An earlier CHOICE investigation into the effects of the GFC on super accounts focused on the "retirement risk zone" – about five years before and after retirement – when your super account is particularly vulnerable to dramatic market downturns.
A 10% drop in share markets worldwide translates, roughly, into a 5% decline in your super account. And global share markets have dropped about 10% since May this year. So it's all a matter of how long it takes to make up the lost 5%.
Are you well allocated?
As any good financial adviser will tell you, superannuation is a long-term investment. But it's always a good idea for older employees to keep an eye on the short term and talk to their super fund manager about asset allocation – especially in this brave new world of global financial interconnectedness.
Australian super funds had the highest exposure to share markets among all OECD countries during the GFC and, then as now, very few Australian super funds significantly reduce exposure to the share markets while shifting from accumulation to the drawdown/pension phase.
Our earlier investigation revealed that the average proportion of super invested in equities drops from about 74% to 67% as account holders approach retirement. Were the Australian share market to lose $64 billion and not make it back up for years, 67% exposure would probably be too much.
How to play it safe if you're near retirement
Playing it safe in the retirement risk zone means talking to your fund manager about re-allocating toward fixed-interest products such as bonds or term deposits.
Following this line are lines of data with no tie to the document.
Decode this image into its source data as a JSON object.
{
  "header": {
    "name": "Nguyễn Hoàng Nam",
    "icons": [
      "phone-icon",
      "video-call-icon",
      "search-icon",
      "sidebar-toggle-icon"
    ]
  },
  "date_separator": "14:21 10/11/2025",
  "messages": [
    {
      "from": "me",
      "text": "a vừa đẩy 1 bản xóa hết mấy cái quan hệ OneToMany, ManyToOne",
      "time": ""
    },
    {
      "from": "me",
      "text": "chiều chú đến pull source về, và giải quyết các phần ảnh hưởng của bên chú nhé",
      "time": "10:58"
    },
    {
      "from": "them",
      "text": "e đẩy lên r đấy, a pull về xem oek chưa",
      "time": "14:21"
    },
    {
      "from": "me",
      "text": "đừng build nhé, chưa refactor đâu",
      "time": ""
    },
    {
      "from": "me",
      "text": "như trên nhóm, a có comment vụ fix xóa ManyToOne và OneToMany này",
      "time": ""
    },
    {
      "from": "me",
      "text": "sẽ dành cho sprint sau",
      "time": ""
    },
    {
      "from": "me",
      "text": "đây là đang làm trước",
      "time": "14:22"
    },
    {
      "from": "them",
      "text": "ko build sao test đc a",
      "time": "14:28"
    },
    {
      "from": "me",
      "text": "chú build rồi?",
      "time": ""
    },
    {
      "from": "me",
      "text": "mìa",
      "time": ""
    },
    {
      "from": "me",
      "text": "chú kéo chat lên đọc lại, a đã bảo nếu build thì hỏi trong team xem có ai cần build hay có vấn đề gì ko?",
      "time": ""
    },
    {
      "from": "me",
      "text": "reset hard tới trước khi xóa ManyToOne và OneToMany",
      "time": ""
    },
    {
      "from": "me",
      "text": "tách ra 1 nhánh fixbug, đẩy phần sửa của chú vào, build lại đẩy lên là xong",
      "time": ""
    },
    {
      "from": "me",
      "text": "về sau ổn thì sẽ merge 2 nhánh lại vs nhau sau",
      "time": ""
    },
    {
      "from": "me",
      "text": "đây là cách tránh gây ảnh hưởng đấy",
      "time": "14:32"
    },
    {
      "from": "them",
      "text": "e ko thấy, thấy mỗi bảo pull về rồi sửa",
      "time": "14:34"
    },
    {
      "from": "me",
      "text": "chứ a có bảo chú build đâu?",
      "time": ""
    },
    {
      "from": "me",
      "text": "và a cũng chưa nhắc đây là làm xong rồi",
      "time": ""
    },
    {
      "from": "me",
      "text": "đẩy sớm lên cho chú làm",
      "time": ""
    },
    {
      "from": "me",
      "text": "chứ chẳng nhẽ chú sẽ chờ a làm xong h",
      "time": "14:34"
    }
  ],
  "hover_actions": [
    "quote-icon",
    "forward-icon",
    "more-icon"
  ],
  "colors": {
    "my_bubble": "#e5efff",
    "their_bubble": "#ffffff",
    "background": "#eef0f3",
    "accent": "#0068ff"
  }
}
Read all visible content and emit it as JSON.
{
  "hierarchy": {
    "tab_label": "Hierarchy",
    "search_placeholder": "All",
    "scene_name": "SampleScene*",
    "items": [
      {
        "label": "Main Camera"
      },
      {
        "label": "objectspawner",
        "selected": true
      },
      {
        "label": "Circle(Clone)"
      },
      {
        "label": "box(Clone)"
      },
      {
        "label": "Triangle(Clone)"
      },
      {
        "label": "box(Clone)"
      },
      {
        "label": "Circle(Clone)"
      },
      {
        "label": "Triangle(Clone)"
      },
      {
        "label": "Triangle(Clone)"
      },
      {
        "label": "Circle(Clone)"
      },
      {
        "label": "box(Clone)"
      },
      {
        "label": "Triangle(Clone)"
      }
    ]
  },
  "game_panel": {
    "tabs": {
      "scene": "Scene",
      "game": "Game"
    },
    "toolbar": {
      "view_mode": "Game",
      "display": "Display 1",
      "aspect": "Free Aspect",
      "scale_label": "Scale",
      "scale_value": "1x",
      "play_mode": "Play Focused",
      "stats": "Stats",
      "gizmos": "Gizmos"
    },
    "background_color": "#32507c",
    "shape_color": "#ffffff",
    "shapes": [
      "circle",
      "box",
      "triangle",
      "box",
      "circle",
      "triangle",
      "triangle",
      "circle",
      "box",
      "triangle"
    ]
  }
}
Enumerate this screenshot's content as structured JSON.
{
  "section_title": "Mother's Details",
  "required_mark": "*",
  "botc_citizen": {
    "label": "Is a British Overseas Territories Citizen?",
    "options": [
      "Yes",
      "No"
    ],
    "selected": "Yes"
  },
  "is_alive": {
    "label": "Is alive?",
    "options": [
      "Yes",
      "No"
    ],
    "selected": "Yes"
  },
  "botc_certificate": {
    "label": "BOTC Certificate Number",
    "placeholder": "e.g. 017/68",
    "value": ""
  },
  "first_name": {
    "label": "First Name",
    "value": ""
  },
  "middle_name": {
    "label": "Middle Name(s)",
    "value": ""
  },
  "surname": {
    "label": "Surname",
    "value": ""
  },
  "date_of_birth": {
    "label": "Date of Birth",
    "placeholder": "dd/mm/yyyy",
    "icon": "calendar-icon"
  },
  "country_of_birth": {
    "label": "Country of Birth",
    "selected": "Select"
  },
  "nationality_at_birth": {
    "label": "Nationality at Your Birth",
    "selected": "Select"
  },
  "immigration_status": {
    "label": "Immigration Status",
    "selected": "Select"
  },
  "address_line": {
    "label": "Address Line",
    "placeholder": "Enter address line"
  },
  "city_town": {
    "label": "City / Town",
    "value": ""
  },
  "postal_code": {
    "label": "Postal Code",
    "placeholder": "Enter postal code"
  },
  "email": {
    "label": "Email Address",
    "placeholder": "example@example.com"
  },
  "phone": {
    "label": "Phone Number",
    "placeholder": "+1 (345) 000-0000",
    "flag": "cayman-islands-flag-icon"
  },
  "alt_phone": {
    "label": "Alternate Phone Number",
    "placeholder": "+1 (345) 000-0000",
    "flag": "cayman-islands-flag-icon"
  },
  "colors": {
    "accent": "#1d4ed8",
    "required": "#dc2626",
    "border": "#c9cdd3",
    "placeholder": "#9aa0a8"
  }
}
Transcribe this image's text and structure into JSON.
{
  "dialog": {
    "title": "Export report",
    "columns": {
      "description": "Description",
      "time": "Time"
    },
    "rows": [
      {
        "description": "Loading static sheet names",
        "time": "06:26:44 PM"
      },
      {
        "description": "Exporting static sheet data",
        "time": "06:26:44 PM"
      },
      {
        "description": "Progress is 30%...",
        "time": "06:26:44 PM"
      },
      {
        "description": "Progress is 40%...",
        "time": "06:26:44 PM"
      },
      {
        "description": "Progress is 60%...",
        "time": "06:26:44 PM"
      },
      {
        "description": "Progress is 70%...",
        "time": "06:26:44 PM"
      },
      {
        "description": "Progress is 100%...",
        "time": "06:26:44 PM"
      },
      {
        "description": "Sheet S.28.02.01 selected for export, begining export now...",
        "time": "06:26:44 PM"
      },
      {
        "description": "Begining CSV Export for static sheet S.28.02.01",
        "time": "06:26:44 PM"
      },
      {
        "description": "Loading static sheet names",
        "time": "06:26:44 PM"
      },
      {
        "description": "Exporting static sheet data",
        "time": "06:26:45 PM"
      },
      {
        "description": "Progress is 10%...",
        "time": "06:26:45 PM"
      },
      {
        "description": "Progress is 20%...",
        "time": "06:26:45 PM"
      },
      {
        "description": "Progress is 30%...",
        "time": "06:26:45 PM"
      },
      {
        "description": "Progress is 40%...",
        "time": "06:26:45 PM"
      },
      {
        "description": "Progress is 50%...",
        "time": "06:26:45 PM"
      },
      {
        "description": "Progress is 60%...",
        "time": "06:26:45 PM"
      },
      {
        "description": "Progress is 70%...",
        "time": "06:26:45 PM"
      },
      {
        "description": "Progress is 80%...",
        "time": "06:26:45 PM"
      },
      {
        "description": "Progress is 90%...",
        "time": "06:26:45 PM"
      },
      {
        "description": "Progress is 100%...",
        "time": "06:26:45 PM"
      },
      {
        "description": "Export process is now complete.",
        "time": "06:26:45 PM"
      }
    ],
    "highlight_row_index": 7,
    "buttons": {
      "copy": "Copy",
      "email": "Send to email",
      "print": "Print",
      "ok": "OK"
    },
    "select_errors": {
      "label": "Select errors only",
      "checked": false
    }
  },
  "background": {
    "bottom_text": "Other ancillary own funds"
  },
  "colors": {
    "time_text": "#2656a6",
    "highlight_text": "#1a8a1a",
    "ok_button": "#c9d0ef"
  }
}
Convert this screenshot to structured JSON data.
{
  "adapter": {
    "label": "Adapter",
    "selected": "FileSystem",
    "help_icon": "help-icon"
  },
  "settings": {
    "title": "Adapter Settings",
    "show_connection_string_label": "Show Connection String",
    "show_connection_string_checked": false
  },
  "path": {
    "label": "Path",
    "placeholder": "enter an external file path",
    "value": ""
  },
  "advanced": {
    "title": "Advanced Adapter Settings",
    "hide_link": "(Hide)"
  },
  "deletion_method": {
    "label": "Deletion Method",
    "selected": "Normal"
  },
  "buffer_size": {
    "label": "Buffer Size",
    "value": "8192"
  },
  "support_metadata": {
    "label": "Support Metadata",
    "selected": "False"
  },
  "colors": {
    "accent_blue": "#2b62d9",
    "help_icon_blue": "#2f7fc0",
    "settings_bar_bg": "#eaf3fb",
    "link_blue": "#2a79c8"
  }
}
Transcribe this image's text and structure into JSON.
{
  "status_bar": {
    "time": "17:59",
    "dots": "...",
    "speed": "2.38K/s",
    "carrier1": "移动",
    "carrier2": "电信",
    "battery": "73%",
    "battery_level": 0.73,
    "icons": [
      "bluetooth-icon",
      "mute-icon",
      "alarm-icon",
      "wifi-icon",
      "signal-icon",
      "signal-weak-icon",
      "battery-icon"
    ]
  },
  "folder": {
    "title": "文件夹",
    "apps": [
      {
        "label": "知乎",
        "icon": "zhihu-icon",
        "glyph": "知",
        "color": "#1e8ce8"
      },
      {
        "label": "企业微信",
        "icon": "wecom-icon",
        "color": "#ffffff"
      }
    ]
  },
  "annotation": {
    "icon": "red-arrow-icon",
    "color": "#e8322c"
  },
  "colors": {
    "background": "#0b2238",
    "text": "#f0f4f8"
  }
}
At a minimum, review the level of risk in your account and discuss safer options with your fund manager, whether or not you end up deciding that it's time to reduce risk.